We eliminate employee appraisals completely. And by doing so, we decouple HR instruments from the iterative performance flow.
How do you deal with pay raises in an Agile organization?
Compensation must be easy to deliver — and change. That can only be done by empowering managers to set salaries and pay increases. It must be decoupled from an annual process to allow for a more flexible schedule. Agile leaders are guided by peer reviews, access to adequate data, and expert advice from their compensation team.
If HR/management resists changing their bonus approach, how can teams argue effectively for a change in process?
The industrial-era belief that money is the strongest (and only effective) motivator for employees is firmly rooted in many organizations. Unsurprisingly, compensation and cash bonuses are still used as the predominant way to incentivize and recognize people — an expensive yet ineffective tool.
Ever since Daniel Pink’s [book] Drive (and decades of scientific studies), it is clear: Agile people are driven by mastery, autonomy, and purpose. Understanding the new ways of motivating and honoring people is part of embracing the new talent contract and creating a desirable place of work.
How do you deal with people who are motivated by power and money alone?
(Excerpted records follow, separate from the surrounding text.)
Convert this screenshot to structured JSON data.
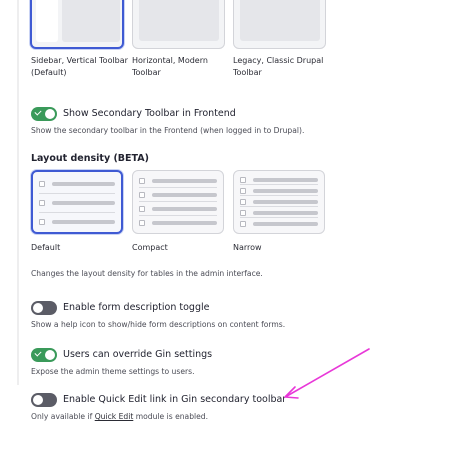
{
  "toolbar_options": [
    {
      "label_line1": "Sidebar, Vertical Toolbar",
      "label_line2": "(Default)",
      "selected": true
    },
    {
      "label_line1": "Horizontal, Modern",
      "label_line2": "Toolbar",
      "selected": false
    },
    {
      "label_line1": "Legacy, Classic Drupal",
      "label_line2": "Toolbar",
      "selected": false
    }
  ],
  "secondary_toolbar": {
    "label": "Show Secondary Toolbar in Frontend",
    "description": "Show the secondary toolbar in the Frontend (when logged in to Drupal).",
    "checked": true
  },
  "layout_density": {
    "title": "Layout density (BETA)",
    "options": [
      {
        "label": "Default",
        "selected": true
      },
      {
        "label": "Compact",
        "selected": false
      },
      {
        "label": "Narrow",
        "selected": false
      }
    ],
    "description": "Changes the layout density for tables in the admin interface."
  },
  "form_description_toggle": {
    "label": "Enable form description toggle",
    "description": "Show a help icon to show/hide form descriptions on content forms.",
    "checked": false
  },
  "override_settings": {
    "label": "Users can override Gin settings",
    "description": "Expose the admin theme settings to users.",
    "checked": true
  },
  "quick_edit": {
    "label": "Enable Quick Edit link in Gin secondary toolbar",
    "description_prefix": "Only available if ",
    "description_link": "Quick Edit",
    "description_suffix": " module is enabled.",
    "checked": false
  },
  "colors": {
    "accent": "#3f5ad3",
    "toggle_on": "#3a9a5a",
    "toggle_off": "#5b5c66",
    "annotation_arrow": "#e838d8"
  }
}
The problem is this: Management and HR believe employees are only motivated by money. That’s why they keep pushing money at them, and then they complain that people are all money driven. We change that situation by taking money off the table. Instead of individual bonuses, we offer meaningful recognition, inspiring work, and individual career coaching and growth opportunities. Not all but most people value that more than some incentive.
About Fabiola Eyholzer:
Fabiola Eyholzer (CSPO, SPC 4.0) is an expert and thought leader in Lean/Agile people
operations — the 21st-century HR approach — and CEO of Just Leading Solutions, a New York-based consultancy for Agile HR.
Feel free to connect with Fabiola on Twitter (@FabiolaEyholzer) or LinkedIn (linkedin.com/in/fabiolaeyholzer).